Moving forward, I appreciated the sealed, modular construction of the large head and shower with seat to starboard (water never leaked into the cabin). And in the forepeak, the owner's stateroom with large double-berth, hanging locker, and under-berth drawers affords complete privacy ahead of the optional forward bulkhead with bi-fold door. The optional TV/VCR came in handy while we relaxed at anchor, and a neat cutout in the bulkhead lets you watch the tube either from the salon or while in bed. All told, the 3375 proved to be a very comfortable cruiser, well-suited for a family or two couples.

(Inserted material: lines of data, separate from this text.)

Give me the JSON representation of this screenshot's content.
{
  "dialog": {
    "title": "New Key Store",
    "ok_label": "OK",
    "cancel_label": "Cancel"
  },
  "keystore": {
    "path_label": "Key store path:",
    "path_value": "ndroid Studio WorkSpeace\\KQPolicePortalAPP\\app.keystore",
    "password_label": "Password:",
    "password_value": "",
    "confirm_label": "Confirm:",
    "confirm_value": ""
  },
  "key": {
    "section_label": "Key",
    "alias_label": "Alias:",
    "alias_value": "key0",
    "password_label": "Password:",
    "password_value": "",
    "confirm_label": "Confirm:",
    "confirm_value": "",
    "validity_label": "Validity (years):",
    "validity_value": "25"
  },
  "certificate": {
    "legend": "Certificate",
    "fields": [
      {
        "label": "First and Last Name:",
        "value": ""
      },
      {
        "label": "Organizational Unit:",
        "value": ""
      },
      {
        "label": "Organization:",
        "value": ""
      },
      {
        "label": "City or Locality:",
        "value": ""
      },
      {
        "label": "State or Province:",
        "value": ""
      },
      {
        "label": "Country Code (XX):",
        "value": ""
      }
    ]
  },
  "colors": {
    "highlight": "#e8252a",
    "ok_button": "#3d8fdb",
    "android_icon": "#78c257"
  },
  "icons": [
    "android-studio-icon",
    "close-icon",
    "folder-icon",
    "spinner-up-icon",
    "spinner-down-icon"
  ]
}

But what about performance? Well, that's where the hurricanes come in. On two occasions we were forced to run the 3375 in just about the worst conditions imaginable--40-knot winds, eight- to ten-foot breaking seas, driving rain, fog--and she came through like a champ. Highly responsive steering lets you pick and choose your way through big seas and tightly packed lobster-pot fields, and quick, dependable action from the controls lets you slow down quickly for an easy ride. It was immediately apparent that the 3375 has one of the smoothest-running hulls on the market today (try it, you'll love it), and except for a brief bowrise out of the hole, she has a near-level running attitude without the use of tabs (we used them for lateral trim only). While she won't snap anyone's neck when full power is applied, she'll outrun a lot of her competitors, with a top speed of just under 40 mph. But in practice we rarely went that fast, opting for a leisurely 30-mph pace while getting about a mile per gallon--very respectable numbers for a boat of this size.
In sum, it's my pleasure to report that the Cruisers 3375 Esprit was the best long-term test boat--in terms of quality, reliability, performance, and customer service--we've ever had the pleasure to run. But when it's your turn to test drive the boat, just heed one piece of advice; don't do it in a hurricane.
For more information contact Cruisers Yachts, (414) 834-2211. Fax: (414) 834-2797.
= Standard = Optional
|Warranties change from time to time. While BoatTEST.com has tried to ensure the most up-to-date warranty offered by each builder, it does not guarantee the accuracies of the information presented below. Please check with the boat builder or your local dealer before you buy any boat.|
|Years||Engine warranties vary by manufacturer|
|Years||1-Year other parts and components|